Sorry this has taken me so long to write. My mama is doing a good job of spoiling us and the days are just flying by. We had a great time in Michigan and have had a chance to see almost everyone here in Minnesota The pups are enjoying their time too, an almost endless amount of playing fetch and lots of cuddling time.
Last Wednesday. We started off the morning at Children's Hospital in Minneapolis seeing their perinatal hospice nurse coordinator, Jody and a social worker from her office. This was the hardest part for me, going in to see people and talk about the day our baby is born and will most likely also die. Jody was phenomenal. She was a midwife at some point before she took this job so she really understood the birth process and also had experience with mama's and their anencephalic babies. Between Jody and the social worker they offered to help me find a doctor in New Orleans (through their hospice network) that will be willing to work with me as Sammy grows and the pregnancy progresses. They even offered to coach the doctor or midwife and whatever hospice group they can find! They will do this without charging us or our insurance - amazing. Before we left they gave us a little quilt that volunteers made for people utilizing the hospice services and a baby book designed by a mom who found commercial baby books didn't fit situations like ours.
We grabbed a quick lunch and headed to our second opinion appointment. The sonographer was great in a different way this time. She knew it was a second opinion appointment so she was able to talk us through the whole ultrasound explaining what she was doing...I have no frame of reference for situations different than ours, but for us spending that time watching Sammy wiggle and move was priceless. I get to feel him moving every day but to see him was just great. She took lots of pictures!
The doctor (Dr. E we'll call him) that we saw after the ultrasound was great. He had to be in his 70's somewhere, started delivering babies in the 1960's and had experience with delivering anencephalic babies. Dr. B explained that when the "good" ultrasound machines started being used around 1975 anencephaly was one of the first diagnoses doctors could confirm and Sammy is a pretty clear case of this. We then got to spend the rest of our time with the doctor asking about his experience with pregnancies and deliveries of other babies like Sammy.
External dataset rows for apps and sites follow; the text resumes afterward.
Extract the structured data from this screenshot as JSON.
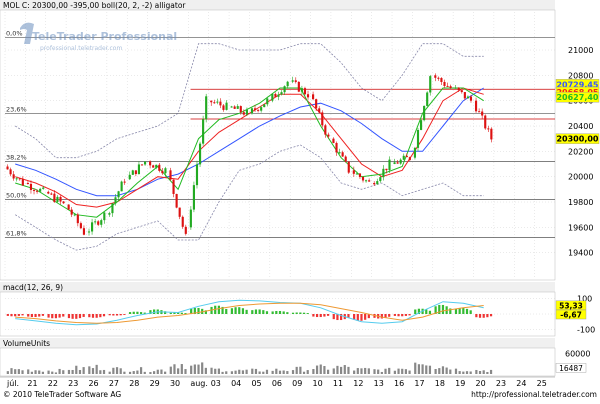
{
  "header": {
    "main": "MOL C: 20300,00 -395,00 boll(20, 2, -2) alligator",
    "macd": "macd(12, 26, 9)",
    "volume": "VolumeUnits"
  },
  "watermark": "TeleTrader Professional",
  "watermark_url": "professional.teletrader.com",
  "footer": {
    "copyright": "© 2010 TeleTrader Software AG",
    "url": "http://professional.teletrader.com"
  },
  "colors": {
    "up_candle": "#22aa22",
    "down_candle": "#dd1111",
    "bollinger": "#8888aa",
    "alligator_jaw": "#3355ff",
    "alligator_teeth": "#ee2222",
    "alligator_lips": "#22bb22",
    "resistance": "#cc0000",
    "fib": "#555555",
    "macd_line": "#55ccee",
    "signal_line": "#ee9933",
    "hist_up": "#33bb33",
    "hist_down": "#ee3333",
    "price_label_bg": "#ffff00"
  },
  "chart_data": [
    {
      "type": "candlestick",
      "title": "MOL C: 20300,00 -395,00 boll(20, 2, -2) alligator",
      "x_tick_labels": [
        "júl.",
        "21",
        "22",
        "23",
        "26",
        "27",
        "28",
        "29",
        "30",
        "aug.",
        "03",
        "04",
        "05",
        "06",
        "09",
        "10",
        "11",
        "12",
        "13",
        "16",
        "17",
        "18",
        "19",
        "20",
        "23",
        "24",
        "25"
      ],
      "ylim": [
        19200,
        21300
      ],
      "y_ticks": [
        19400,
        19600,
        19800,
        20000,
        20200,
        20400,
        20600,
        20800,
        21000
      ],
      "fib_levels": [
        {
          "label": "0,0%",
          "value": 21100
        },
        {
          "label": "23,6%",
          "value": 20500
        },
        {
          "label": "38,2%",
          "value": 20120
        },
        {
          "label": "50,0%",
          "value": 19820
        },
        {
          "label": "61,8%",
          "value": 19520
        }
      ],
      "resistance_levels": [
        20690,
        20455
      ],
      "price_labels": [
        {
          "text": "20729,45",
          "value": 20729.45,
          "color": "#3355ff"
        },
        {
          "text": "20668,05",
          "value": 20668.05,
          "color": "#ee2222"
        },
        {
          "text": "20627,40",
          "value": 20627.4,
          "color": "#22bb22"
        },
        {
          "text": "20300,00",
          "value": 20300,
          "color": "#000000"
        }
      ],
      "days": [
        {
          "x": "júl.",
          "open": 20080,
          "close": 19950
        },
        {
          "x": "21",
          "open": 19950,
          "close": 19880
        },
        {
          "x": "22",
          "open": 19880,
          "close": 19780
        },
        {
          "x": "23",
          "open": 19780,
          "close": 19560
        },
        {
          "x": "26",
          "open": 19560,
          "close": 19700
        },
        {
          "x": "27",
          "open": 19700,
          "close": 19980
        },
        {
          "x": "28",
          "open": 19980,
          "close": 20120
        },
        {
          "x": "29",
          "open": 20120,
          "close": 20050
        },
        {
          "x": "30",
          "open": 20050,
          "close": 19520
        },
        {
          "x": "aug.",
          "open": 19600,
          "close": 20600
        },
        {
          "x": "03",
          "open": 20600,
          "close": 20550
        },
        {
          "x": "04",
          "open": 20550,
          "close": 20500
        },
        {
          "x": "05",
          "open": 20500,
          "close": 20600
        },
        {
          "x": "06",
          "open": 20600,
          "close": 20750
        },
        {
          "x": "09",
          "open": 20750,
          "close": 20650
        },
        {
          "x": "10",
          "open": 20650,
          "close": 20300
        },
        {
          "x": "11",
          "open": 20300,
          "close": 20050
        },
        {
          "x": "12",
          "open": 20050,
          "close": 19950
        },
        {
          "x": "13",
          "open": 19950,
          "close": 20100
        },
        {
          "x": "16",
          "open": 20100,
          "close": 20150
        },
        {
          "x": "17",
          "open": 20150,
          "close": 20800
        },
        {
          "x": "18",
          "open": 20800,
          "close": 20700
        },
        {
          "x": "19",
          "open": 20700,
          "close": 20600
        },
        {
          "x": "20",
          "open": 20600,
          "close": 20300
        }
      ],
      "bollinger_upper": [
        20400,
        20300,
        20150,
        20150,
        20200,
        20300,
        20350,
        20400,
        20500,
        21050,
        21050,
        21000,
        21000,
        21000,
        21050,
        21050,
        20900,
        20700,
        20600,
        20800,
        21050,
        21050,
        20950,
        20950
      ],
      "bollinger_lower": [
        19700,
        19600,
        19500,
        19420,
        19450,
        19550,
        19600,
        19650,
        19500,
        19500,
        19800,
        20050,
        20100,
        20200,
        20250,
        20150,
        19950,
        19900,
        19950,
        19850,
        19900,
        19950,
        19850,
        19850
      ],
      "alligator_jaw": [
        20100,
        20050,
        19980,
        19900,
        19850,
        19850,
        19900,
        19980,
        20020,
        20100,
        20200,
        20300,
        20400,
        20480,
        20550,
        20580,
        20520,
        20420,
        20300,
        20200,
        20200,
        20400,
        20600,
        20700
      ],
      "alligator_teeth": [
        20000,
        19950,
        19880,
        19780,
        19760,
        19800,
        19900,
        20000,
        19980,
        20200,
        20350,
        20450,
        20550,
        20650,
        20650,
        20500,
        20300,
        20100,
        20000,
        20050,
        20300,
        20600,
        20700,
        20650
      ],
      "alligator_lips": [
        19950,
        19900,
        19800,
        19700,
        19680,
        19800,
        19950,
        20080,
        19900,
        20300,
        20450,
        20500,
        20580,
        20700,
        20700,
        20400,
        20150,
        20000,
        20020,
        20080,
        20500,
        20700,
        20700,
        20600
      ]
    },
    {
      "type": "bar",
      "title": "macd(12, 26, 9)",
      "ylim": [
        -130,
        130
      ],
      "y_ticks": [
        100,
        0,
        -100
      ],
      "value_labels": [
        {
          "text": "53,33",
          "value": 53.33
        },
        {
          "text": "-6,67",
          "value": -6.67
        }
      ],
      "histogram": [
        -15,
        -20,
        -28,
        -32,
        -25,
        -10,
        15,
        30,
        10,
        40,
        55,
        45,
        30,
        20,
        10,
        -20,
        -40,
        -45,
        -30,
        -15,
        35,
        60,
        40,
        -25
      ],
      "macd": [
        -30,
        -45,
        -60,
        -70,
        -65,
        -40,
        -10,
        15,
        10,
        50,
        80,
        90,
        85,
        75,
        70,
        40,
        -10,
        -50,
        -60,
        -50,
        20,
        80,
        70,
        40
      ],
      "signal": [
        -20,
        -30,
        -45,
        -55,
        -60,
        -55,
        -40,
        -20,
        -10,
        10,
        35,
        55,
        65,
        70,
        70,
        60,
        35,
        10,
        -20,
        -40,
        -20,
        20,
        40,
        55
      ]
    },
    {
      "type": "bar",
      "title": "VolumeUnits",
      "ylim": [
        0,
        70000
      ],
      "y_ticks": [
        60000
      ],
      "last_value_label": "16487",
      "last_value": 16487,
      "values": [
        20000,
        18000,
        15000,
        25000,
        30000,
        22000,
        20000,
        18000,
        45000,
        35000,
        20000,
        15000,
        16000,
        18000,
        22000,
        28000,
        30000,
        20000,
        18000,
        25000,
        60000,
        35000,
        20000,
        16487
      ]
    }
  ]
}
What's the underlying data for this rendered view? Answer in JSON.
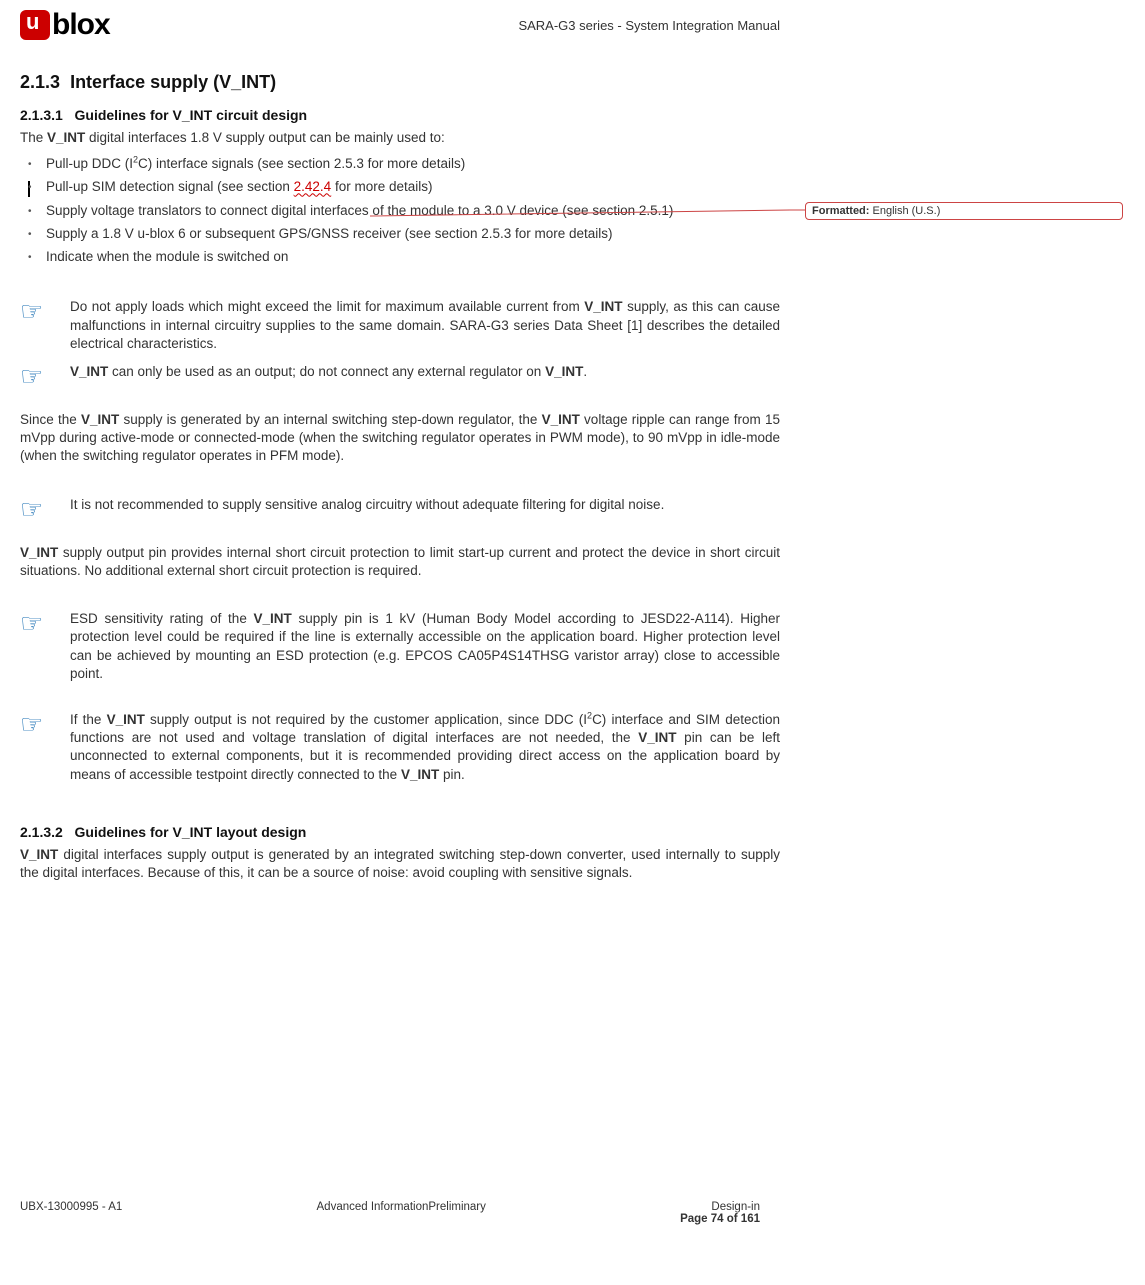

Next we went to see a genetic counselor. According to the doctors report from our first ultrasound in New Orleans, we had received genetic counseling. At some point during the doctors' explanation he mentioned it was not really genetically influenced and that was *apparently* the counseling. *thumbs down* So it was great to talk to a true genetic counselor about some of our concerns that the other doctors we had talked to could not or did not address.
Again I'll use bullet points to share the new information that we learned:
- Sammy is measuring right on track - 24 weeks at the time of the ultrasound, still growing (as is obvious by my growing belly) and everything except his brain is functioning normally.
- Sammy is camera shy! We couldn't get a good profile or face shot because he kept his hands and arms over his face. I was rolling all over on that table trying to get him to put his hands down or take his head out of my hip but nothing worked.
- Both Jody and the doctor agreed that in their experience organ donation just doesn't happen with anencephalic babies.
- Dr E has delivered anencephalic babies throughout his career. Mostly because back when he started they had little way of knowing anything was wrong with the baby until he/she was born. He said the pregnancy will mostly likely carry to term, Sammy may be smaller (5-6lbs) at birth, and he'll continue moving and kicking like any other baby before he's born.
- It seems there is no genetic testing needed? Unless we want extra piece of mind for future babies, they could do some testing after he's born...I'm still confused about this, it's not genetic but it could be? Genetics, poor diet, or siblings procreating will increase chances of anencephely...and chances of reoccurrence are 1% with a folic acid supplement (4-5g as opposed to the 800mg's that are in most prenatal vitamins) for 3-6 months before conception of future babies.
What's next? Return to New Orleans sometime this week. When we get back I'll start searching for a doctor or midwife in New Orleans and then a hospice group that can help us. Hopefully all that can be set up before I start back at school July 6th.
Personally, we're doing ok. I haven't looked up the stages of grief, I know there are around 5? Maybe? And from what I can tell they are not pyramid-like but rather more cyclical...at least I seem to be moving between sad and mad intermittently. I feel like in spite of all this we are able to enjoy introducing Sammy to family and feeling his movement. It's such an unreal experience
I heard this song today, for the first time in forever. I think I went to one of her concerts 8 or 9 years ago (makes me feel old to say that) and used to love this song. Of course it now takes on a whole new meaning and today it helped me get past some anger.
Ginny Owens - If you want me to - http://www.youtube.com/watch?v=QtNzOpKvPfw&feature=related
Thank you for walking with us through this, whether through prayers, emails, or phone calls, it means a lot to us.